- [Work to be completed]: Copy every line of the data in which the word "động" occurs.

- [App and web page records]:
/---

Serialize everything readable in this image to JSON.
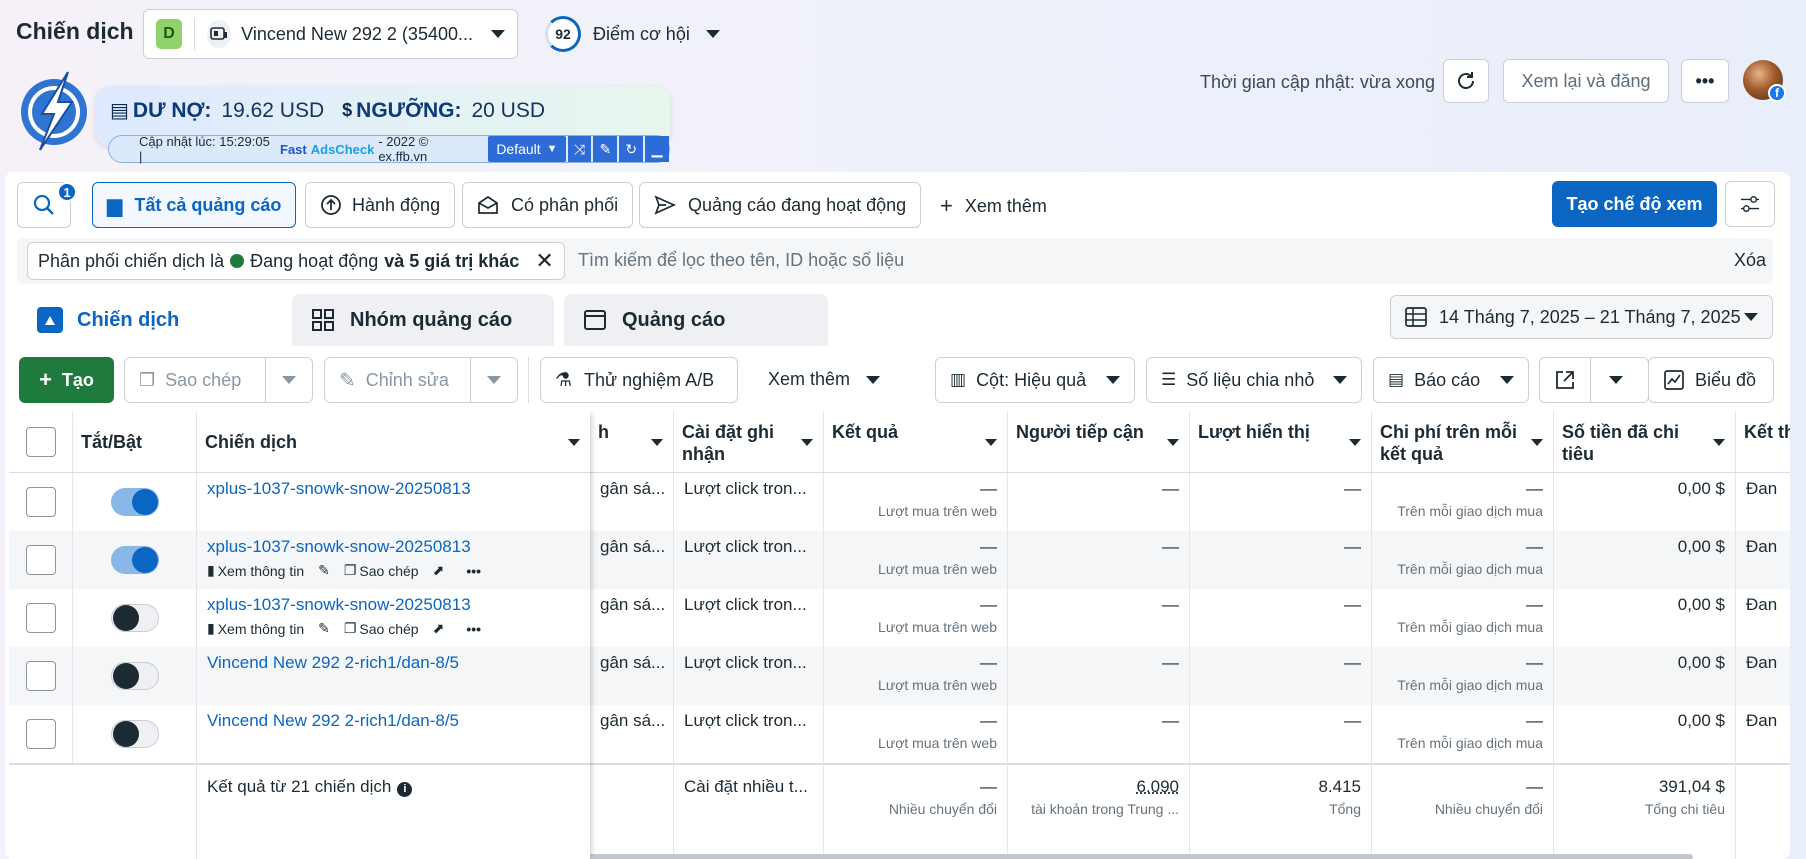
{
  "header": {
    "title": "Chiến dịch",
    "account_badge": "D",
    "account_name": "Vincend New 292 2 (35400...",
    "opportunity_score": "92",
    "opportunity_label": "Điểm cơ hội",
    "update_text": "Thời gian cập nhật: vừa xong",
    "review_button": "Xem lại và đăng",
    "more_button": "•••",
    "avatar_badge": "f"
  },
  "extension": {
    "debt_label": "DƯ NỢ:",
    "debt_value": "19.62 USD",
    "threshold_label": "NGƯỠNG:",
    "threshold_value": "20 USD",
    "status_prefix": "Cập nhật lúc: 15:29:05 |",
    "brand_fast": "Fast",
    "brand_adscheck": "AdsCheck",
    "status_suffix": "- 2022 © ex.ffb.vn",
    "profile_select": "Default"
  },
  "toolbar": {
    "search_badge": "1",
    "all_ads": "Tất cả quảng cáo",
    "actions": "Hành động",
    "delivery": "Có phân phối",
    "active_ads": "Quảng cáo đang hoạt động",
    "see_more": "Xem thêm",
    "create_view": "Tạo chế độ xem"
  },
  "filter": {
    "chip_prefix": "Phân phối chiến dịch là",
    "chip_status": "Đang hoạt động",
    "chip_more": "và 5 giá trị khác",
    "search_placeholder": "Tìm kiếm để lọc theo tên, ID hoặc số liệu",
    "clear": "Xóa"
  },
  "level_tabs": {
    "campaigns": "Chiến dịch",
    "adsets": "Nhóm quảng cáo",
    "ads": "Quảng cáo",
    "date_range": "14 Tháng 7, 2025 – 21 Tháng 7, 2025"
  },
  "actions": {
    "create": "Tạo",
    "duplicate": "Sao chép",
    "edit": "Chỉnh sửa",
    "ab_test": "Thử nghiệm A/B",
    "more": "Xem thêm",
    "columns": "Cột: Hiệu quả",
    "breakdown": "Số liệu chia nhỏ",
    "reports": "Báo cáo",
    "chart": "Biểu đồ"
  },
  "table": {
    "headers": {
      "toggle": "Tắt/Bật",
      "campaign": "Chiến dịch",
      "budget": "h",
      "attribution": "Cài đặt ghi nhận",
      "results": "Kết quả",
      "reach": "Người tiếp cận",
      "impressions": "Lượt hiển thị",
      "cost_per_result": "Chi phí trên mỗi kết quả",
      "amount_spent": "Số tiền đã chi tiêu",
      "ends": "Kết th"
    },
    "row_actions": {
      "view": "Xem thông tin",
      "duplicate": "Sao chép",
      "more": "•••"
    },
    "rows": [
      {
        "name": "xplus-1037-snowk-snow-20250813",
        "on": true,
        "actions": false,
        "budget": "gân sá...",
        "attribution": "Lượt click tron...",
        "results": "—",
        "results_sub": "Lượt mua trên web",
        "reach": "—",
        "impressions": "—",
        "cpr": "—",
        "cpr_sub": "Trên mỗi giao dịch mua",
        "spent": "0,00 $",
        "ends": "Đan"
      },
      {
        "name": "xplus-1037-snowk-snow-20250813",
        "on": true,
        "actions": true,
        "budget": "gân sá...",
        "attribution": "Lượt click tron...",
        "results": "—",
        "results_sub": "Lượt mua trên web",
        "reach": "—",
        "impressions": "—",
        "cpr": "—",
        "cpr_sub": "Trên mỗi giao dịch mua",
        "spent": "0,00 $",
        "ends": "Đan"
      },
      {
        "name": "xplus-1037-snowk-snow-20250813",
        "on": false,
        "actions": true,
        "budget": "gân sá...",
        "attribution": "Lượt click tron...",
        "results": "—",
        "results_sub": "Lượt mua trên web",
        "reach": "—",
        "impressions": "—",
        "cpr": "—",
        "cpr_sub": "Trên mỗi giao dịch mua",
        "spent": "0,00 $",
        "ends": "Đan"
      },
      {
        "name": "Vincend New 292 2-rich1/dan-8/5",
        "on": false,
        "actions": false,
        "budget": "gân sá...",
        "attribution": "Lượt click tron...",
        "results": "—",
        "results_sub": "Lượt mua trên web",
        "reach": "—",
        "impressions": "—",
        "cpr": "—",
        "cpr_sub": "Trên mỗi giao dịch mua",
        "spent": "0,00 $",
        "ends": "Đan"
      },
      {
        "name": "Vincend New 292 2-rich1/dan-8/5",
        "on": false,
        "actions": false,
        "budget": "gân sá...",
        "attribution": "Lượt click tron...",
        "results": "—",
        "results_sub": "Lượt mua trên web",
        "reach": "—",
        "impressions": "—",
        "cpr": "—",
        "cpr_sub": "Trên mỗi giao dịch mua",
        "spent": "0,00 $",
        "ends": "Đan"
      }
    ],
    "summary": {
      "label": "Kết quả từ 21 chiến dịch",
      "attribution": "Cài đặt nhiều t...",
      "results": "—",
      "results_sub": "Nhiều chuyển đổi",
      "reach": "6.090",
      "reach_sub": "tài khoản trong Trung ...",
      "impressions": "8.415",
      "impressions_sub": "Tổng",
      "cpr": "—",
      "cpr_sub": "Nhiều chuyển đổi",
      "spent": "391,04 $",
      "spent_sub": "Tổng chi tiêu"
    }
  }
}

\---

- [Solution for this task]:
    "actions": "Hành động",
    "active_ads": "Quảng cáo đang hoạt động",
    "chip_status": "Đang hoạt động",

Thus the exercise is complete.